Facebook admits it could have done more to stop Myanmar violence incited on its platform

The social network said it hadn’t “done enough” to prevent the spread of violence-inducing posts on its site.

Over 700,000 Rohingya people have been forced to flee violence which a new report says Facebook did little to prevent the incitement of on its platform. AFP
Over 700,000 Rohingya people have been forced to flee violence which a new report says Facebook did little to prevent the incitement of on its platform. AFP

Facebook has admitted it did not act swiftly or comprehensively enough to prevent the spread of division and inciting online violence in Myanmar, saying it “should do more”.

The admission comes after an independent report, commissioned by Facebook and carried out by Business for Social Responsibility (BSR) found that the social network had failed in its responsibility to keep false information and hate speech off its platform, and despite improvements there was still a “high likelihood” that hate speech is being posted on Facebook in Myanmar today.

“The report concludes that, prior to this year, we weren’t doing enough to help prevent our platform from being used to foment division and incite offline violence,” Facebook’s product policy manager Alex Warofka wrote in a blog post on the company’s corporate website.

“We agree that we can and should do more.”

Over 700,000 Rohingya have people fled across the border from Myanmar into Bangladesh since last summer as violence, rape and murder were meted out against the Muslim minority by the country’s military in a campaign the UN has called as genocide.

Although the 62-page report made little mention of the Muslim Rohingya people specifically, it laid blame for inciting “offline violence” in Myanmar at Facebook’s door.

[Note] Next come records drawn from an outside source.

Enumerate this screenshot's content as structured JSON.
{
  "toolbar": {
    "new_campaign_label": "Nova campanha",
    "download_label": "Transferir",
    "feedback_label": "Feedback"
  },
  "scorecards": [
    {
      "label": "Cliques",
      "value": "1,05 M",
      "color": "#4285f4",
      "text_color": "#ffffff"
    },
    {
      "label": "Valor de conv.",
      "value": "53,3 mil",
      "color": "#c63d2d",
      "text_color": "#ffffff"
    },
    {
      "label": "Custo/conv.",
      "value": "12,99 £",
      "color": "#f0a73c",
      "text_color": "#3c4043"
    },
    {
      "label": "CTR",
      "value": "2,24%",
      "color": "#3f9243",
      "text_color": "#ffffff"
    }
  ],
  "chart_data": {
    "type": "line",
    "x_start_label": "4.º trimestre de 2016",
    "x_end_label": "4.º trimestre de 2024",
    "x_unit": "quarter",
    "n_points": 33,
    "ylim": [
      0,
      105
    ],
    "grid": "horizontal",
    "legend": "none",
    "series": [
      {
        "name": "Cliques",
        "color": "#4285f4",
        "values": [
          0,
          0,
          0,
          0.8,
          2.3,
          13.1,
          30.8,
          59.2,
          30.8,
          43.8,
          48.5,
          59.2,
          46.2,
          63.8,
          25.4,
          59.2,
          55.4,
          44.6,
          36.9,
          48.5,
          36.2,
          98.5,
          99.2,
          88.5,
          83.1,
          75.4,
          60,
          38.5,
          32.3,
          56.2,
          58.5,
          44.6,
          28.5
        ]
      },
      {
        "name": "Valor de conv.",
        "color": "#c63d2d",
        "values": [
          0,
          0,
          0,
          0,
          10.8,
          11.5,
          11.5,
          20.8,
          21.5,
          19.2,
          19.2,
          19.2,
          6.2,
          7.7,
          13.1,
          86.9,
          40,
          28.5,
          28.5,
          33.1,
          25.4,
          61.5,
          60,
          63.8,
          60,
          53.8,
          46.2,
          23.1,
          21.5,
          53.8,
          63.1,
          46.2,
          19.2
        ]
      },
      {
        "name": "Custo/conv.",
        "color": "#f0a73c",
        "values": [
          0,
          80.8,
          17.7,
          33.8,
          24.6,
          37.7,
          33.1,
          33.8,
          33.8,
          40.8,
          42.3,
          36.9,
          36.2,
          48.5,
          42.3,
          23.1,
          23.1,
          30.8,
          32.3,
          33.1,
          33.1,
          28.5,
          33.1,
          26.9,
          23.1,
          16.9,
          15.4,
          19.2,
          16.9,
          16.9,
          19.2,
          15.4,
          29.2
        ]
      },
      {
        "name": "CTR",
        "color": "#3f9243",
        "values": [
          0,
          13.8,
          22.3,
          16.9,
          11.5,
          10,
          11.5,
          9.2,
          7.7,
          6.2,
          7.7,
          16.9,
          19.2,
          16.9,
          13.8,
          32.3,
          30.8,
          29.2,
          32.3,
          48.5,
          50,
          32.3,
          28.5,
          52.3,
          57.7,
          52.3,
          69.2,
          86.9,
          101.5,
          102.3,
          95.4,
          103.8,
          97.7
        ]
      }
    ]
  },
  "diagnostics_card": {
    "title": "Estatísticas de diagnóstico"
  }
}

A mix of Facebook’s lack of action on hate speech and misinformation, combined with Myanmar’s inadequate legal protection of human rights had led to an "enabling environment" for human rights abuses, it said.

Facebook grew exponentially in Myanmar after the country opened up to the outside world in 2011,, with 20 million users in mid 2018. In fact, the social network has as many account holders as there are internet users in Myanmar and many phones come with the platform’s app pre-loaded onto them.

The swift and sudden rise in internet use has led to a crisis of internet literacy, BRS said, with citizens finding it difficult to distinguish between fact and misinformation - something which “bad actors” exploited to spread hate against the Rohingya people and others.

“There are indications that organised groups make use of multiple fake accounts and news pages to spread hate speech, fake news, and misinformation for political gain,” the report said.

“Rumours spread on social media have been associated with communal violence and mob justice.”

After the plight of the Rohingya people became the subject of international condemnation, and Facebook singled out by the UN as being “slow and Ineffective” to take action on the issue, the network has made changes. In a blog post discussing the BSR report’s conclusions, Facebook said it had hired 99 native Myanmar language speakers to review content on the platform and extended the use of artificial intelligence to pick up and delete harmful posts.

It has also thrown several hard-line Buddhist monks and Myanmar military members of the platform.

The report’s conclusions and Facebook’s admission comes as the platform is once again under the spotlight for being slow to act on misinformation and hate on its site. On Monday, it finally removed a campaign advert from Donald Trump which multiple television networks had refused to air. By the time it was removed, the video had be viewed millions of times.